For Hundley, this season will be all about learning. He’s obviously not going to beat out Aaron Rodgers to be the starter. Even knocking off Scott Tolzien to be the No. 2 will be an uphill battle, considering Tolzien’s extensive knowledge of the offense and his familiarity with the techniques taught by coach Mike McCarthy.
Hundley, with his perpetually glass-half-full outlook, is looking forward to learning behind Rodgers rather than pouting about his predicament.
“All I can do is compete every day and learn as much as possible because it's the best place to do it at, and that's really my mind-set,” Hundley said.
That’s Gile’s belief, too.
“The thing that I told him, it’s kind of crazy, to me, that he fell as far as he did,” Gile said. “But what a great situation to learn from if not the best quarterback than the second-best quarterback in the game. Between Aaron and Tom (Brady), I don’t see how you could learn from somebody better. I told Brett, ‘You might not go in and be a starter right away because you’re behind the best guy in the league, but, hey, that’s actually a great thing.’ I don’t really think any guy coming into the NFL is ready for that.
“It’s such a great thing for him. For him, it’s such an amazing opportunity to learn from a guy that’s going to be able to coach him at such a high level and take him under his wing. Brett is such a cool kid that he’ll get along with him and soak up everything he can.
“I don’t think the transition (from spread to pro-style offense) is going to be hard at all, and he’s not going to be put into a situation where he has to be the starter. He’s going to learn from one of the greatest of all-time. It gives Brett a sense of relief of, ‘Hey, I don’t have to go in there and do anything special and I can show what I can do physically but I can learn from a guy mentally and not have to worry about making mistakes.’ When I saw the Packers drafted him, I said, ‘Holy smokes, what an unbelievable opportunity.’”

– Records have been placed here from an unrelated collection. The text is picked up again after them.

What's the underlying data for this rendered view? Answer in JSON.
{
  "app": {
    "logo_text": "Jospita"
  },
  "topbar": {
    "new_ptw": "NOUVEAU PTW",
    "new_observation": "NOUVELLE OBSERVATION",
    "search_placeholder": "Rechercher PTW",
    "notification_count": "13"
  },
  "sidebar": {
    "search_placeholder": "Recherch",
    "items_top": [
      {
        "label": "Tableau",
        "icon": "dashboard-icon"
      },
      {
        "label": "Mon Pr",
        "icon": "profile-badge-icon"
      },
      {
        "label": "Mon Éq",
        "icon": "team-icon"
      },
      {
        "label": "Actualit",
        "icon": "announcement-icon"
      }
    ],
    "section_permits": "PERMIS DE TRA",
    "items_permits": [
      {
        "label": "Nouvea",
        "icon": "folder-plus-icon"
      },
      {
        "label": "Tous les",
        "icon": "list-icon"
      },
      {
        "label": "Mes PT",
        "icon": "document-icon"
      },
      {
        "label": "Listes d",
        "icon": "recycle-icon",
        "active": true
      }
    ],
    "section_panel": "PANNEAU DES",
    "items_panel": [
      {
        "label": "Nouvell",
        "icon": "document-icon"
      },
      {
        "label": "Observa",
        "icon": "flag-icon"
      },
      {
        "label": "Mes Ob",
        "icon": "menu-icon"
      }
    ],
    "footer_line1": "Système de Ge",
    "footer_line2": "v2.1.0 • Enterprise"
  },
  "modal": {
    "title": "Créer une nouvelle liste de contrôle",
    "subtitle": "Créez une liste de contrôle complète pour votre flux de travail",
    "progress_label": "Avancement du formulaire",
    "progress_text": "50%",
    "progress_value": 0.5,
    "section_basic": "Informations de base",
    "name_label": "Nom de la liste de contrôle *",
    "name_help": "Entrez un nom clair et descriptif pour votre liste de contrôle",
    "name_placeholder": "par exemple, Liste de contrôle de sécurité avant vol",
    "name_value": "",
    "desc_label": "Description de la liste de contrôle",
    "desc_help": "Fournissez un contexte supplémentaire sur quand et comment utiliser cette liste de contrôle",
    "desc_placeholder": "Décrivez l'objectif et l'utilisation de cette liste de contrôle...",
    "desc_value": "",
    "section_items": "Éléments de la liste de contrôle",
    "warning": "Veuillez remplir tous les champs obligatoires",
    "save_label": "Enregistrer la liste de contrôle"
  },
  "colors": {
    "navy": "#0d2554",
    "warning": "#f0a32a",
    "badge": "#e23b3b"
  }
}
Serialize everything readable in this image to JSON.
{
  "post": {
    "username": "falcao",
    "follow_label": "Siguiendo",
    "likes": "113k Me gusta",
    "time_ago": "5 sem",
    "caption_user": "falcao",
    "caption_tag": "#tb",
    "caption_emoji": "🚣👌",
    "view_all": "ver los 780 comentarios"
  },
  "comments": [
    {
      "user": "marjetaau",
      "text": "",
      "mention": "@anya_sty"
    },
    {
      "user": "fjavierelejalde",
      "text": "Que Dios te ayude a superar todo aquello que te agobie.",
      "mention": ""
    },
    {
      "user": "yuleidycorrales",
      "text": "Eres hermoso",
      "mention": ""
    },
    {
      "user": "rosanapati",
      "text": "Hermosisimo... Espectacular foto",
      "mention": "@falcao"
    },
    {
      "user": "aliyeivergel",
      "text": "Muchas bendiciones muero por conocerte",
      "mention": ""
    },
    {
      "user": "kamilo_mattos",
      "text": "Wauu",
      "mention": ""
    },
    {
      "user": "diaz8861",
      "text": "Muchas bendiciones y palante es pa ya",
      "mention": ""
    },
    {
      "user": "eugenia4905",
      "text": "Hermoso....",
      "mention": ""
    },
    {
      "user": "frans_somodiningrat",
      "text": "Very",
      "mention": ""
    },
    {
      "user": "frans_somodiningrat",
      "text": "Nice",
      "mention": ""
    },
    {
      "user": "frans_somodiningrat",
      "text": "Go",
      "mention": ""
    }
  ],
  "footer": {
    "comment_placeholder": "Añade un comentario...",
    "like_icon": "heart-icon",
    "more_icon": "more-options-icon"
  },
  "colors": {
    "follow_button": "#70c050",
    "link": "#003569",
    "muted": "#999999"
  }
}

Bill Huber is publisher of Packer Report magazine and PackerReport.com and has written for Packer Report since 1997. E-mail him at email@example.com, or leave him a question in Packer Report’s subscribers-only Packers Pro Club forum. Find Bill on Twitter at twitter.com/PackerReport.